When Nuria returns to Barcelona and sees Miquel, he knows immediately that she’s hopelessly in love with Carax. Meanwhile, he’s in the process of being disinherited by his worldlier brothers, who want to get their hands on the family mansion. Nuria often visits him, partly to convince him to spend time outside of the gloomy house, and partly because she can talk to him about Carax and Penélope. She has become obsessed with the idea of Penélope, whom she imagines as a supernaturally perfect and immortal enemy.
Even though she fears and hates her as a rival, Nuria’s obsession with Penélope establishes her as similar to Carax. Nuria is the novel’s only woman who forms her own obsessions rather than being the subject of other people’s. Accordingly, she also remains fairly independent throughout the novel, and is very resistant to male campaigns to possess her.
Eventually, out of mutual loneliness and desperation, Miquel and Nuria become lovers. Miquel drinks more and more, and sometimes they fight over Nuria’s passion for Carax.
This twisted love affair is a result of both Nuria and Miquel’s fascination with Carax’s history; it shows how history, if unresolved, can resurface to warp the events of the present.
One day after a fight, Miquel tells Nuria that in 1919, when Carax and Penélope’s affair was discovered, Mr. Aldaya locked Penélope in her room and forbade anyone to see her, especially after a doctor confirmed that she was pregnant. When he met Carax at the train station, Miquel already knew this, but didn’t tell him because he knew his friend would stay and fight for Penélope, whereas he needed to flee for his own safety.
Penélope’s imprisonment shows how much her father considers her a possession, wrongfully appropriated by Carax, rather than a person in her own right.
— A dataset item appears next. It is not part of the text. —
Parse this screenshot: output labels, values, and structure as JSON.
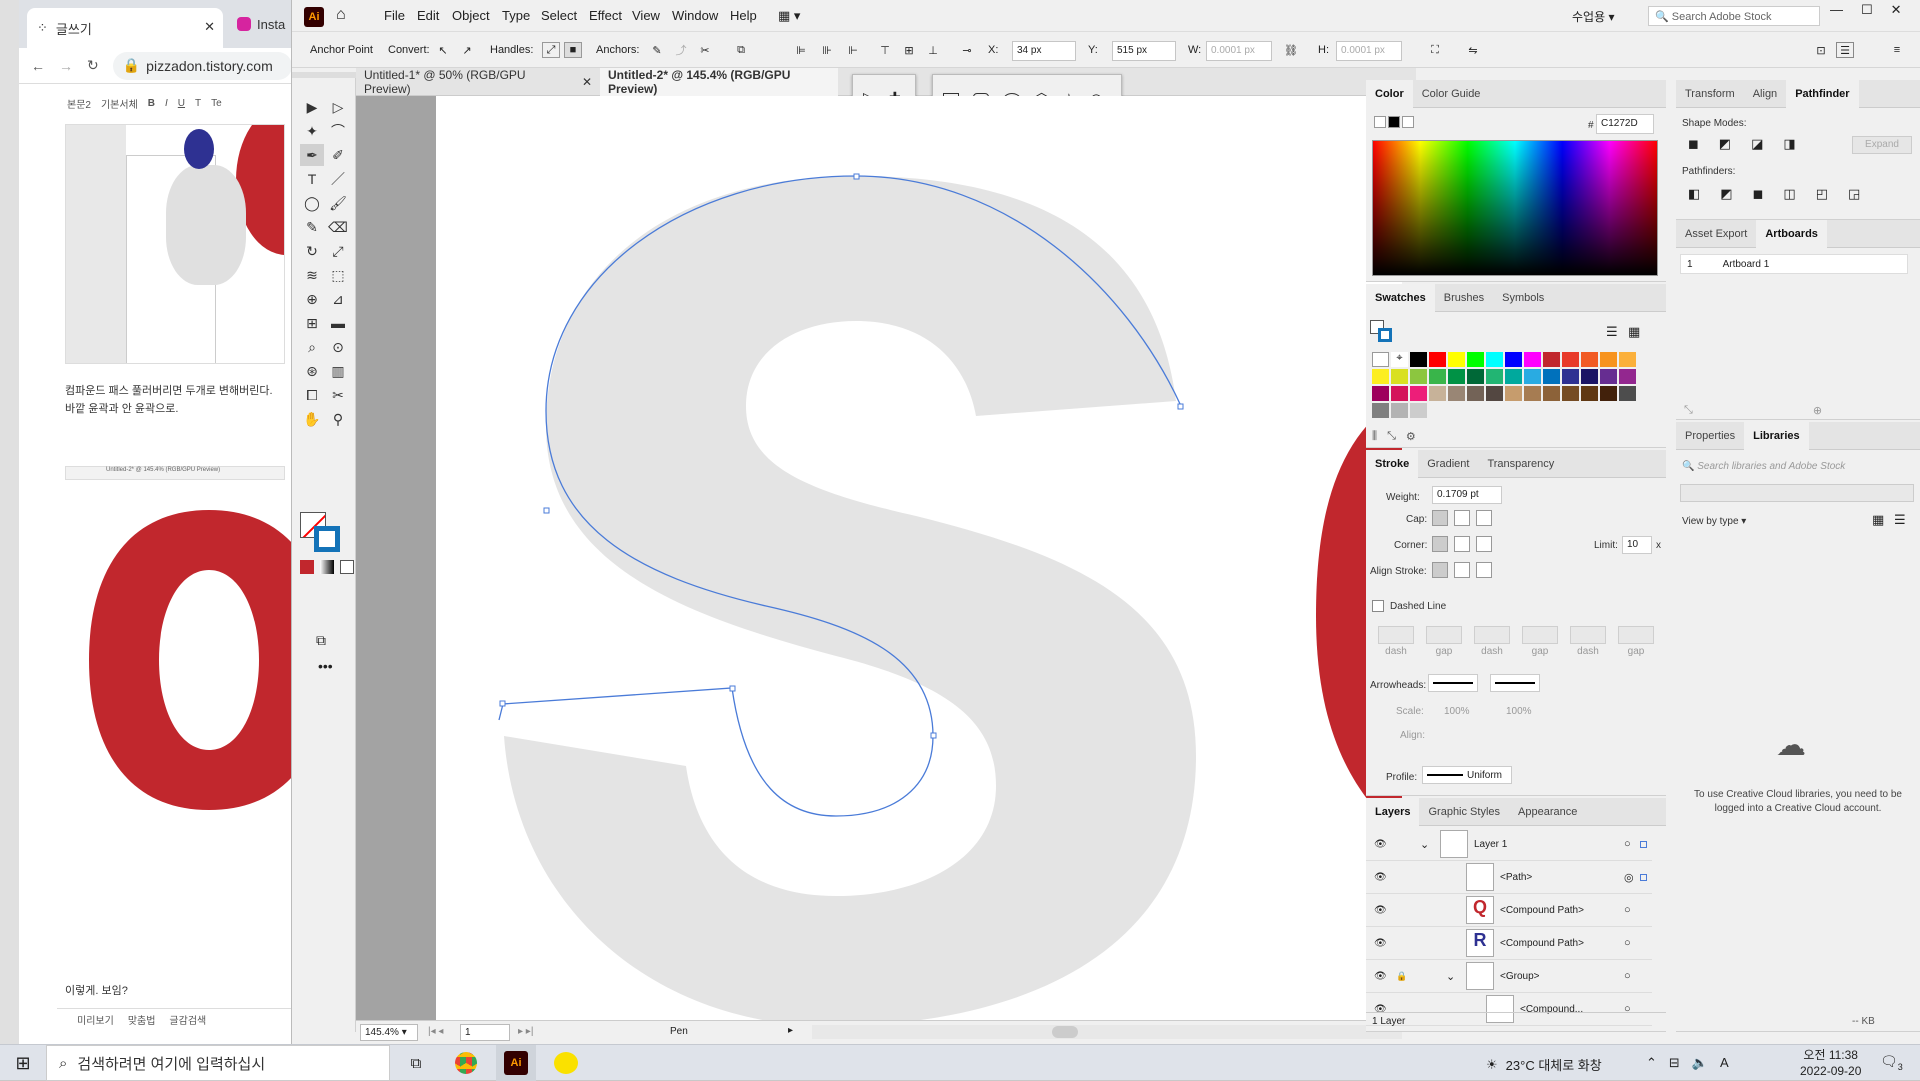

While he’s much more sympathetic to her, Miquel unwittingly treats her the same way, worrying about Carax’s conflict with Mr. Aldaya rather than Penélope’s safety.
One night, Jorge tracks Miquel down and hands him an obviously fake letter from Penélope to Carax, announcing her marriage and claiming she has never loved him. Knowing that it would devastate Carax, Miquel doesn’t send it. Instead, he tracks down Jacinta, who by this time is in the insane asylum but who left a note in her apartment explaining that one of the other servants had covertly mailed a letter from Penélope to Carax. Assuming that she sent it to the Fortuny apartment, Miquel goes there to retrieve the letter from Sophie, only to find that Sophie has left her husband and that Fortuny has completely disowned his son. This is the letter that Daniel reads many years later.
In this episode, letters prove both deceitful and very informative. Penélope’s first letter, written under duress, is much like the newspapers and radio programs through which the government disseminates lies among the public. In contrast, the real letter smuggled to the Carax’s apartment is like Carax’s novels, a powerful text that draws Daniel into the mystery and gives him clues to solve it.
Viçeneta, Sophie’s only friend, informs Miquel that she’s staying in an obscure boardinghouse and waiting for a ship to America. Miquel visits her there and shows her the fake letter from Penélope. Sophie begins to cry and whispers to him that Carax and Penélope are brother and sister.
Sophie’s dramatic revelation means that, regardless of Mr. Aldaya’s attitude, Carax and Penélope’s romance could never have worked out. This severely undermines the lovers’ conviction that they were meant to be together, and means that their faith in a positive force of destiny guiding of their lives was completely misplaced.